** Data shown follows **

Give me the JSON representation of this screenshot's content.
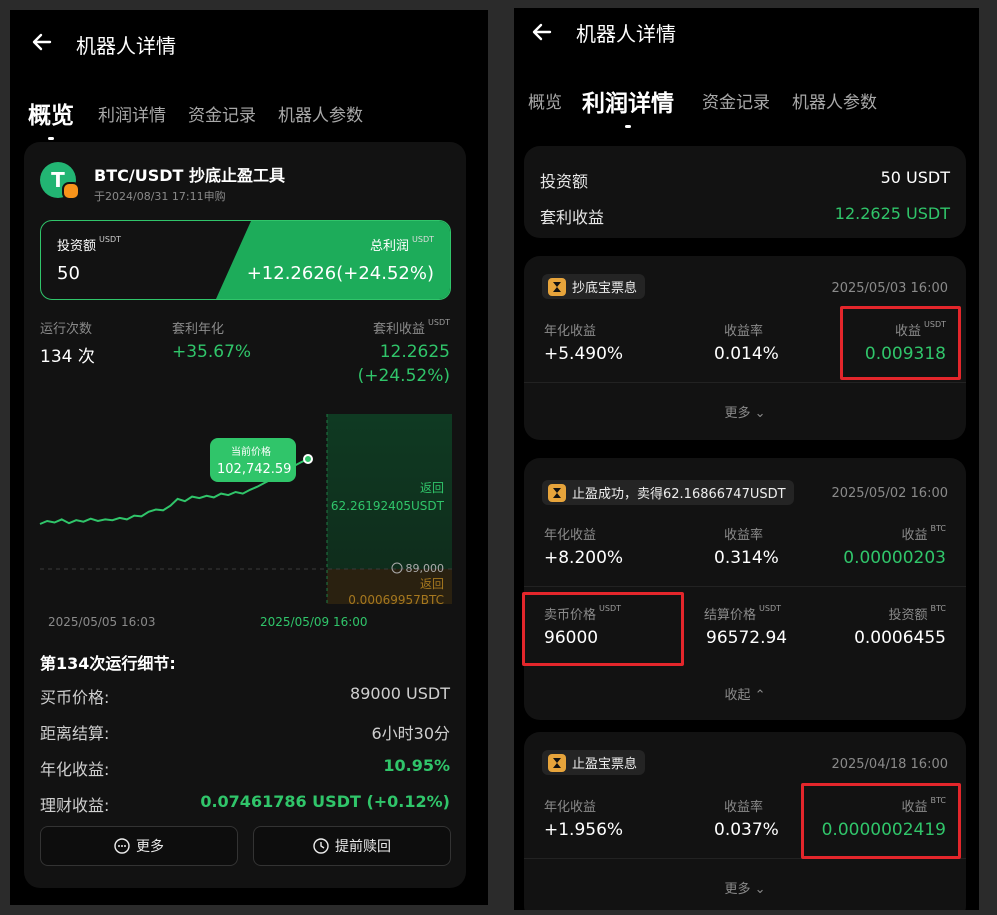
{
  "left": {
    "header_title": "机器人详情",
    "tabs": [
      "概览",
      "利润详情",
      "资金记录",
      "机器人参数"
    ],
    "product": {
      "name": "BTC/USDT 抄底止盈工具",
      "subtitle": "于2024/08/31 17:11申购"
    },
    "summary": {
      "invest_label": "投资额",
      "invest_unit": "USDT",
      "invest_value": "50",
      "profit_label": "总利润",
      "profit_unit": "USDT",
      "profit_value": "+12.2626(+24.52%)"
    },
    "stats": {
      "runs_label": "运行次数",
      "runs_value": "134 次",
      "annual_label": "套利年化",
      "annual_value": "+35.67%",
      "income_label": "套利收益",
      "income_unit": "USDT",
      "income_value": "12.2625",
      "income_pct": "(+24.52%)"
    },
    "chart": {
      "tooltip_label": "当前价格",
      "tooltip_value": "102,742.59",
      "return_label": "返回",
      "return_value": "62.26192405USDT",
      "price_line": "89,000",
      "return2_label": "返回",
      "return2_value": "0.00069957BTC",
      "x_start": "2025/05/05 16:03",
      "x_end": "2025/05/09 16:00"
    },
    "chart_data": {
      "type": "line",
      "x": [
        "2025/05/05 16:03",
        "2025/05/09 16:00"
      ],
      "series": [
        {
          "values": [
            94200,
            94600,
            94400,
            94800,
            94300,
            94700,
            94500,
            94900,
            94600,
            94800,
            94700,
            95000,
            94800,
            95300,
            95200,
            95800,
            96100,
            96000,
            96600,
            97500,
            97200,
            97800,
            97600,
            97900,
            97700,
            98200,
            98000,
            98400,
            98200,
            98700,
            99100,
            99600,
            100100,
            100700,
            101300,
            101800,
            102300,
            102742.59
          ]
        }
      ],
      "markers": {
        "current_price": 102742.59,
        "buy_price": 89000
      }
    },
    "detail": {
      "title": "第134次运行细节:",
      "rows": [
        {
          "label": "买币价格:",
          "value": "89000 USDT"
        },
        {
          "label": "距离结算:",
          "value": "6小时30分"
        },
        {
          "label": "年化收益:",
          "value": "10.95%"
        },
        {
          "label": "理财收益:",
          "value": "0.07461786 USDT (+0.12%)"
        }
      ]
    },
    "buttons": {
      "more": "更多",
      "redeem": "提前赎回"
    }
  },
  "right": {
    "header_title": "机器人详情",
    "tabs": [
      "概览",
      "利润详情",
      "资金记录",
      "机器人参数"
    ],
    "summary": {
      "invest_label": "投资额",
      "invest_value": "50 USDT",
      "arb_label": "套利收益",
      "arb_value": "12.2625 USDT"
    },
    "cards": [
      {
        "badge": "抄底宝票息",
        "date": "2025/05/03 16:00",
        "annual_label": "年化收益",
        "annual_value": "+5.490%",
        "rate_label": "收益率",
        "rate_value": "0.014%",
        "income_label": "收益",
        "income_unit": "USDT",
        "income_value": "0.009318",
        "toggle": "更多"
      },
      {
        "badge": "止盈成功，卖得62.16866747USDT",
        "date": "2025/05/02 16:00",
        "annual_label": "年化收益",
        "annual_value": "+8.200%",
        "rate_label": "收益率",
        "rate_value": "0.314%",
        "income_label": "收益",
        "income_unit": "BTC",
        "income_value": "0.00000203",
        "sell_label": "卖币价格",
        "sell_unit": "USDT",
        "sell_value": "96000",
        "settle_label": "结算价格",
        "settle_unit": "USDT",
        "settle_value": "96572.94",
        "invest_label": "投资额",
        "invest_unit": "BTC",
        "invest_value": "0.0006455",
        "toggle": "收起"
      },
      {
        "badge": "止盈宝票息",
        "date": "2025/04/18 16:00",
        "annual_label": "年化收益",
        "annual_value": "+1.956%",
        "rate_label": "收益率",
        "rate_value": "0.037%",
        "income_label": "收益",
        "income_unit": "BTC",
        "income_value": "0.0000002419",
        "toggle": "更多"
      }
    ]
  },
  "colors": {
    "accent_green": "#30c56a",
    "highlight_red": "#e3262b",
    "badge_orange": "#e7a43b"
  }
}
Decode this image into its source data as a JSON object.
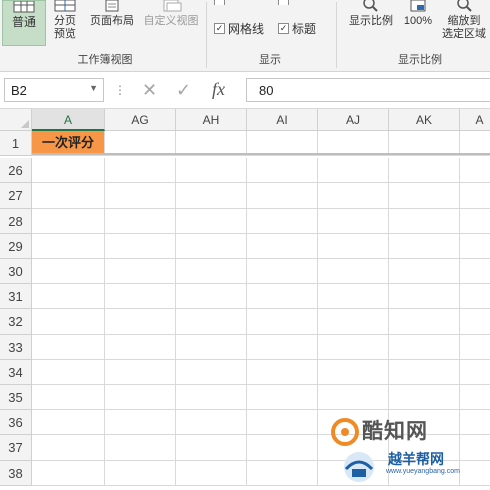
{
  "ribbon": {
    "view_buttons": {
      "normal": "普通",
      "page_break_preview": "分页\n预览",
      "page_layout": "页面布局",
      "custom_views": "自定义视图"
    },
    "group_workbook_views": "工作簿视图",
    "show": {
      "gridlines_label": "网格线",
      "headings_label": "标题",
      "gridlines_checked": true,
      "headings_checked": true
    },
    "group_show": "显示",
    "zoom": {
      "zoom_label": "显示比例",
      "hundred_label": "100%",
      "zoom_to_selection": "缩放到\n选定区域"
    },
    "group_zoom": "显示比例"
  },
  "formula_bar": {
    "name_box": "B2",
    "fx": "fx",
    "value": "80"
  },
  "sheet": {
    "columns": [
      "A",
      "AG",
      "AH",
      "AI",
      "AJ",
      "AK",
      "A"
    ],
    "rows": [
      "1",
      "26",
      "27",
      "28",
      "29",
      "30",
      "31",
      "32",
      "33",
      "34",
      "35",
      "36",
      "37",
      "38"
    ],
    "a1_value": "一次评分"
  },
  "watermark": {
    "name": "酷知网",
    "sub": "越羊帮网",
    "url": "www.yueyangbang.com"
  },
  "colors": {
    "header_fill": "#f79646",
    "selected_view": "#c6dec8",
    "accent_green": "#217346"
  }
}
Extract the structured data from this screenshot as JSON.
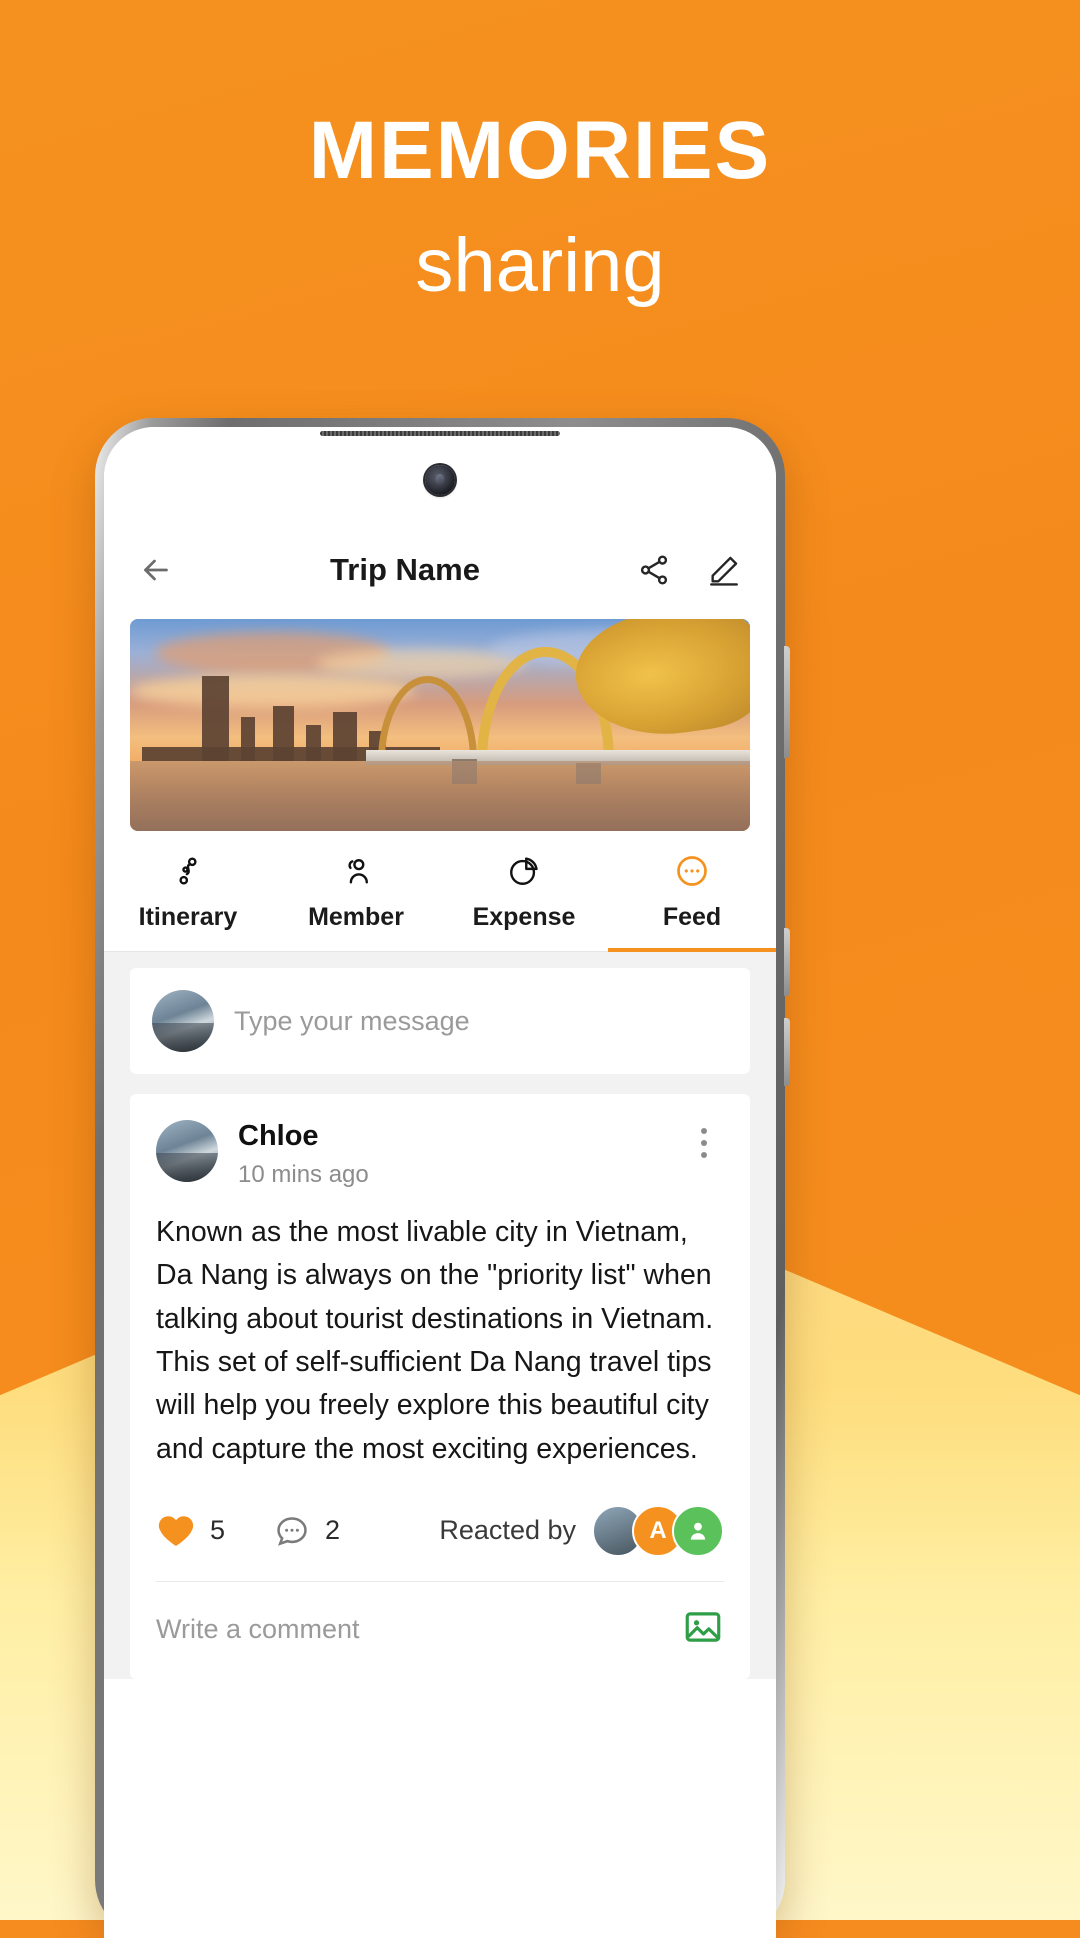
{
  "promo": {
    "title": "MEMORIES",
    "subtitle": "sharing",
    "bg_color": "#F5921F",
    "accent_color": "#F5921F"
  },
  "app": {
    "header": {
      "back_icon": "arrow-left-icon",
      "title": "Trip Name",
      "share_icon": "share-icon",
      "edit_icon": "pencil-icon"
    },
    "hero": {
      "alt": "Dragon Bridge Da Nang at sunset"
    },
    "tabs": [
      {
        "label": "Itinerary",
        "icon": "route-icon",
        "active": false
      },
      {
        "label": "Member",
        "icon": "people-icon",
        "active": false
      },
      {
        "label": "Expense",
        "icon": "pie-chart-icon",
        "active": false
      },
      {
        "label": "Feed",
        "icon": "chat-bubble-icon",
        "active": true
      }
    ],
    "composer": {
      "placeholder": "Type your message",
      "avatar": "user-avatar"
    },
    "post": {
      "author": "Chloe",
      "time": "10 mins ago",
      "menu_icon": "more-vertical-icon",
      "body": "Known as the most livable city in Vietnam, Da Nang is always on the \"priority list\" when talking about tourist destinations in Vietnam. This set of self-sufficient Da Nang travel tips will help you freely explore this beautiful city and capture the most exciting experiences.",
      "like_icon": "heart-icon",
      "like_count": "5",
      "comment_icon": "comment-icon",
      "comment_count": "2",
      "reacted_label": "Reacted by",
      "reactors": [
        {
          "type": "photo",
          "initial": ""
        },
        {
          "type": "orange",
          "initial": "A"
        },
        {
          "type": "green",
          "initial": ""
        }
      ],
      "comment_placeholder": "Write a comment",
      "image_icon": "image-icon"
    }
  }
}
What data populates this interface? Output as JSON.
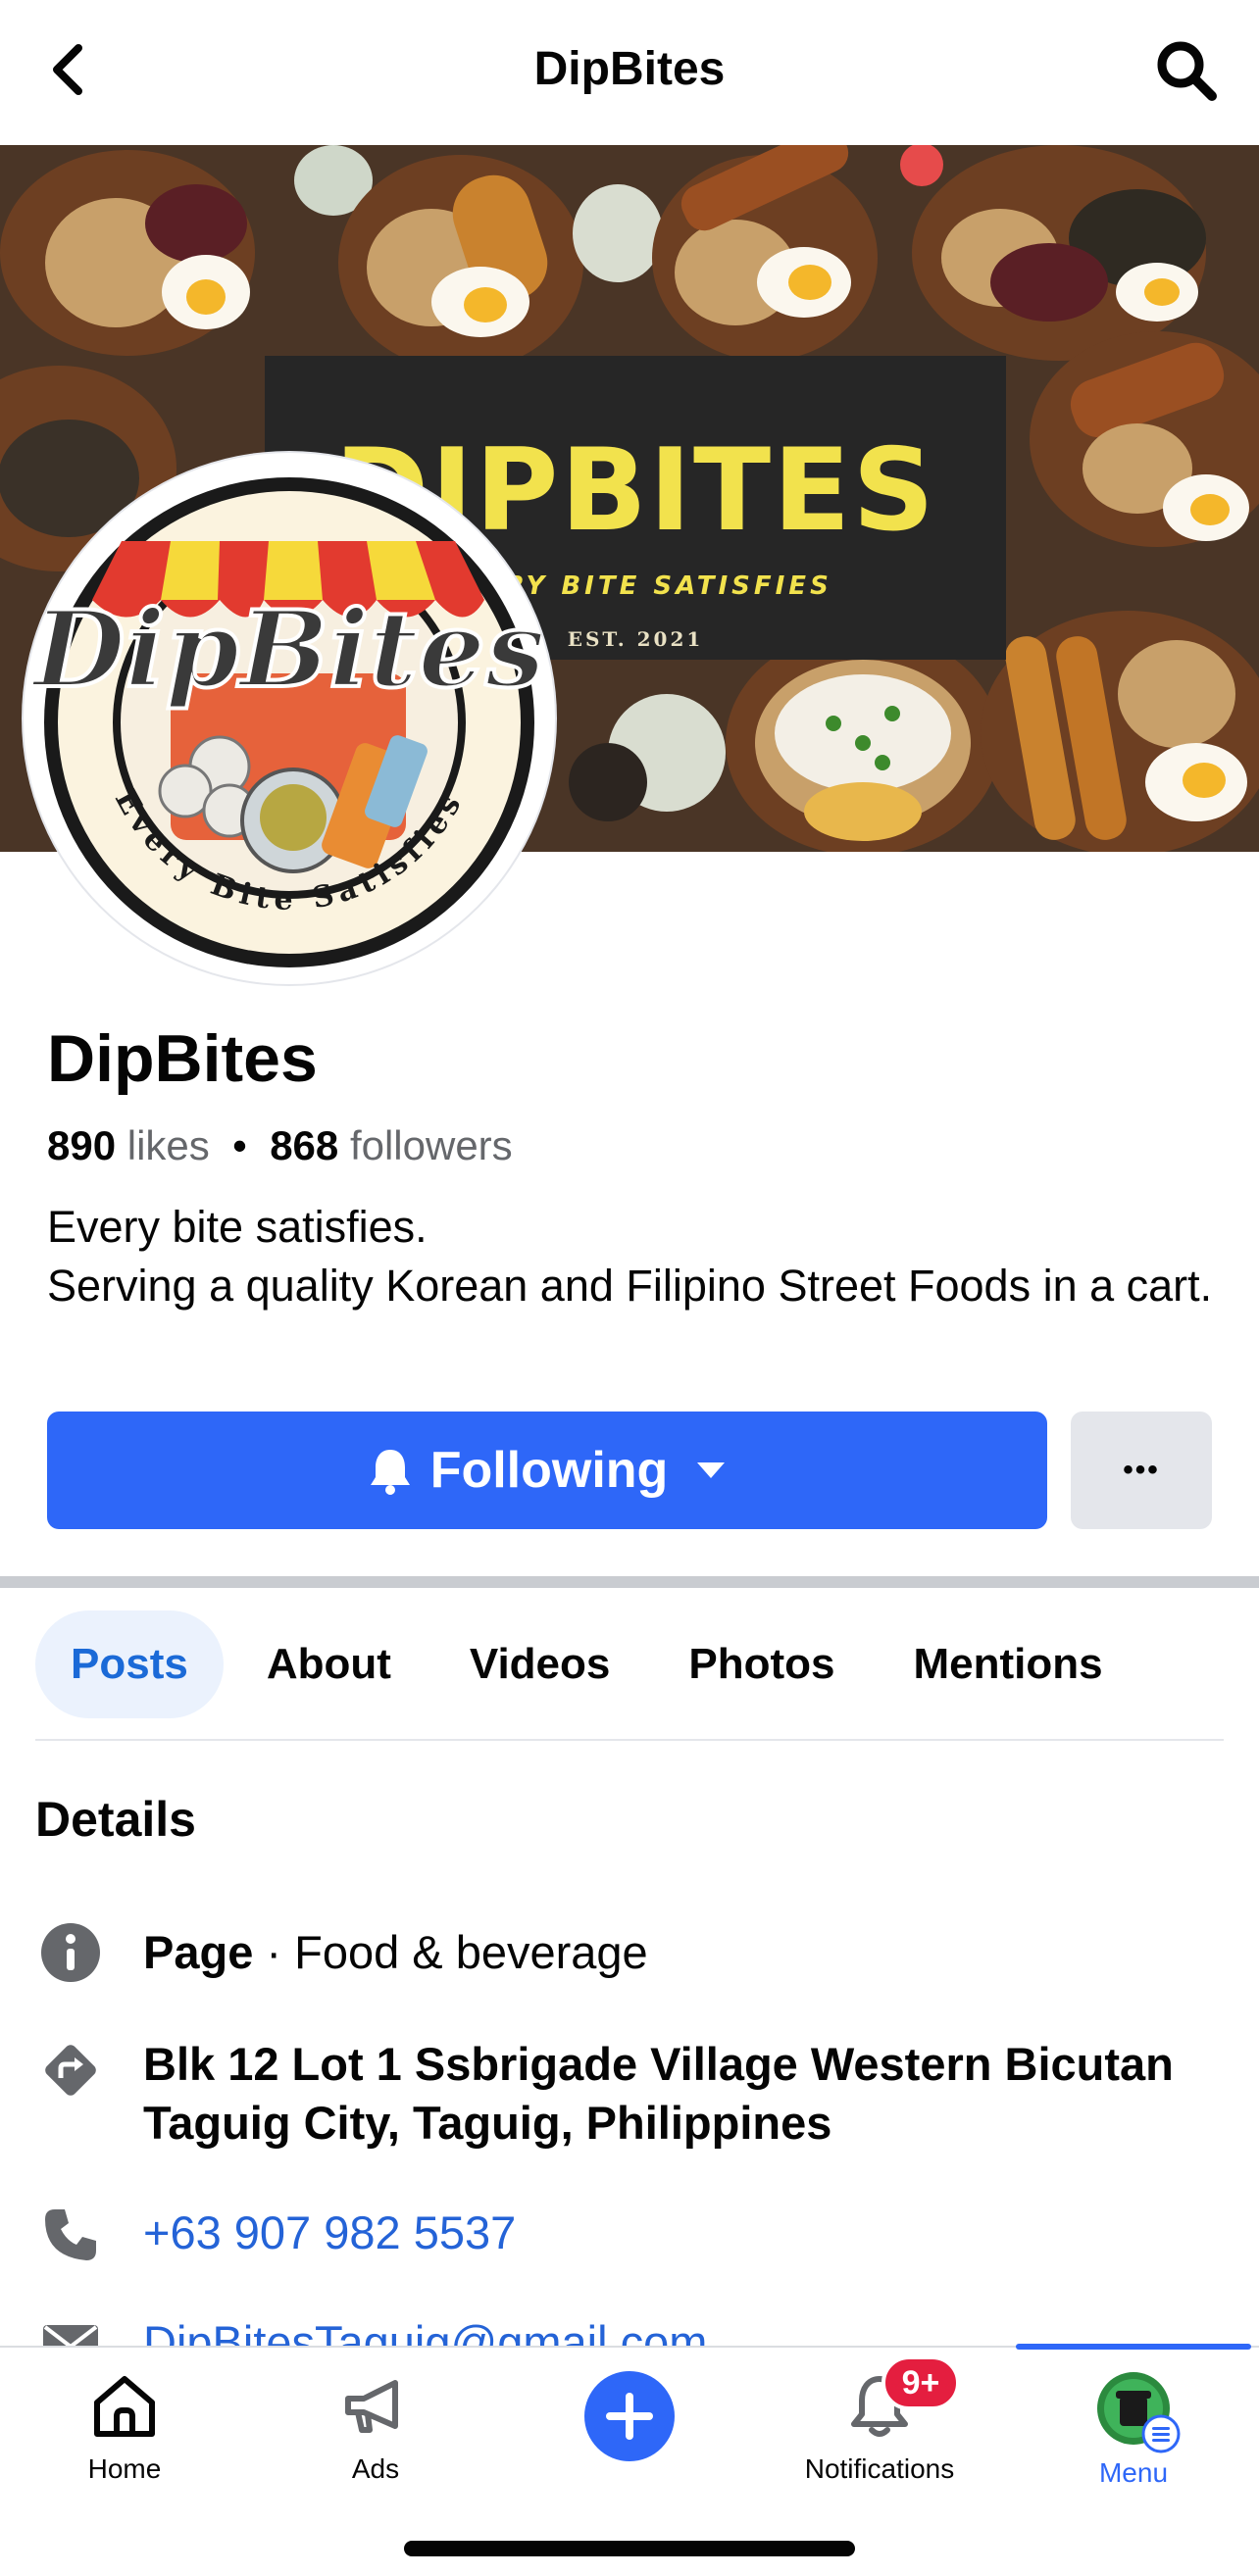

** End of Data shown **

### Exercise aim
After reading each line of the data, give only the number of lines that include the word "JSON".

### Written solution
4